The purpose of this investigation was to characterize the [3H]thymidine label-retaining and the 'maturing' classes of basal cells from the dorsal epidermis of adult SENCAR mice and to compare their early cellular kinetic responses to topical application of the tumor promoter, 12-O-tetradecanoylphorbol-13-acetate (TPA). Autoradiography of epidermal whole mounts and cross sections demonstrated that injection of [3H]thymidine every 6 h for 1 week labeled 95% of the basal nuclei, including those in the central region of the epidermal proliferative units. One month later, the labeling index was reduced to 2%; 90% of the label-retaining cells were within a nuclear diameter of the central suprabasal column of the proliferative units. When mice were treated with 2 μg of TPA 1 month after labeling, mitotic label-retaining cells were found within 22 h after treatment. Seventy-five percent of the label-retaining cells remained on the basal layer through the 28-h experimental period. In contrast, the basal labeling index following a 1-h pulse of [3H]thymidine was 5%. Eighty-five percent of the labeled cells were found in the periphery of the proliferative units. By 4 days after pulse labeling, most of the originally labeled cells had divided, although vertical cross sections indicated that 92% remained on the basal layer. When mice were treated with TPA on day 4, labeled cells were rarely found in mitosis. Instead, about 60% of the labeled cells were displaced to the suprabasal layers.
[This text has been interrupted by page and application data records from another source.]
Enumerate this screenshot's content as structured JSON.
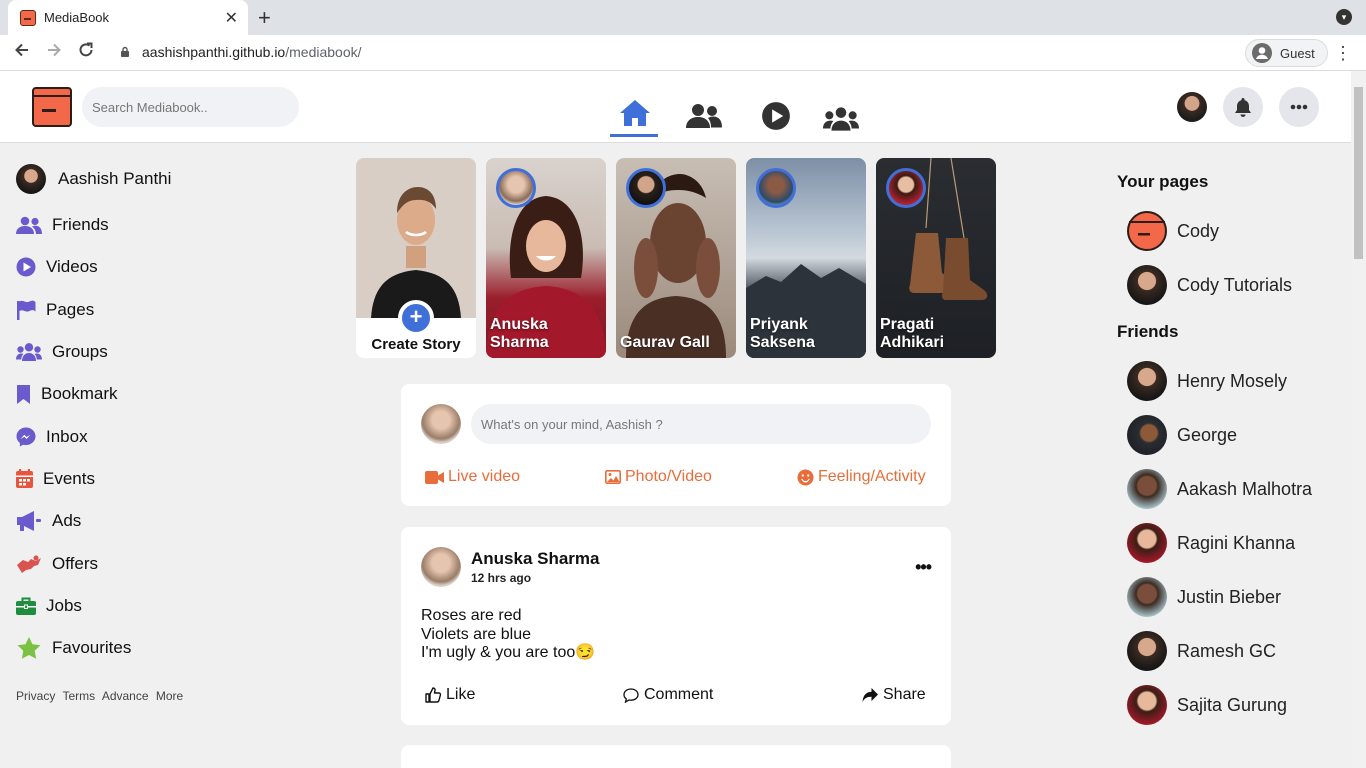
{
  "browser": {
    "tab_title": "MediaBook",
    "tab_close": "✕",
    "new_tab": "+",
    "url_host": "aashishpanthi.github.io",
    "url_path": "/mediabook/",
    "profile_label": "Guest"
  },
  "header": {
    "search_placeholder": "Search Mediabook..",
    "nav": [
      "home-icon",
      "friends-icon",
      "watch-icon",
      "groups-icon"
    ],
    "accent_color": "#3f6fd8"
  },
  "sidebar": {
    "profile_name": "Aashish Panthi",
    "items": [
      {
        "label": "Friends",
        "icon": "friends-icon"
      },
      {
        "label": "Videos",
        "icon": "play-icon"
      },
      {
        "label": "Pages",
        "icon": "flag-icon"
      },
      {
        "label": "Groups",
        "icon": "groups-icon"
      },
      {
        "label": "Bookmark",
        "icon": "bookmark-icon"
      },
      {
        "label": "Inbox",
        "icon": "messenger-icon"
      },
      {
        "label": "Events",
        "icon": "calendar-icon"
      },
      {
        "label": "Ads",
        "icon": "megaphone-icon"
      },
      {
        "label": "Offers",
        "icon": "offer-icon"
      },
      {
        "label": "Jobs",
        "icon": "briefcase-icon"
      },
      {
        "label": "Favourites",
        "icon": "star-icon"
      }
    ],
    "footer": [
      "Privacy",
      "Terms",
      "Advance",
      "More"
    ]
  },
  "stories": {
    "create_label": "Create Story",
    "create_plus": "+",
    "items": [
      {
        "name_line1": "Anuska",
        "name_line2": "Sharma"
      },
      {
        "name_line1": "Gaurav Gall",
        "name_line2": ""
      },
      {
        "name_line1": "Priyank",
        "name_line2": "Saksena"
      },
      {
        "name_line1": "Pragati",
        "name_line2": "Adhikari"
      }
    ]
  },
  "composer": {
    "placeholder": "What's on your mind, Aashish ?",
    "live_video": "Live video",
    "photo_video": "Photo/Video",
    "feeling": "Feeling/Activity",
    "action_color": "#e86d3a"
  },
  "post": {
    "author": "Anuska Sharma",
    "time": "12 hrs ago",
    "more": "•••",
    "line1": "Roses are red",
    "line2": "Violets are blue",
    "line3": "I'm ugly & you are too😏",
    "like": "Like",
    "comment": "Comment",
    "share": "Share"
  },
  "rightbar": {
    "pages_heading": "Your pages",
    "pages": [
      "Cody",
      "Cody Tutorials"
    ],
    "friends_heading": "Friends",
    "friends": [
      "Henry Mosely",
      "George",
      "Aakash Malhotra",
      "Ragini Khanna",
      "Justin Bieber",
      "Ramesh GC",
      "Sajita Gurung"
    ]
  }
}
These observations suggest that 2 classes of epidermal basal cells have different early responses to TPA treatment: the label-retaining cells proliferate, and most of the 'maturing' cells continue to differentiate.
Bibliographical noteFunding Information:
Treatments such as 12-0-tetradecanoylphorbol-13-acetate (TPA) that effectively promote skin tumors in mice have in common the capacity to provoke an epidermal hyperplasia [1,5-7]. Coincident with the production of the hyperplasia is a transient increase in keratinization, soon followed by the induction in adult skin of a morphologically and biochemically immature epidermis . Recent evidence suggests that these changes might reflect alterations in the epidermal proliferative Manuscript received May 29, 1984; accepted for publication October 15, 1984. This work was supported by National Cancer Institute grants 20076, CA-34962, and CA-34890. Reprint requests to: Rebecca J. Morris, Ph.D., University of Texas System Cancer Center, Science Park-Research Division, P.O. Box 389, Smithville, Texas 78957. Abbreviations: TPA: 12-0-tetradecanoylphorbol-13-acetate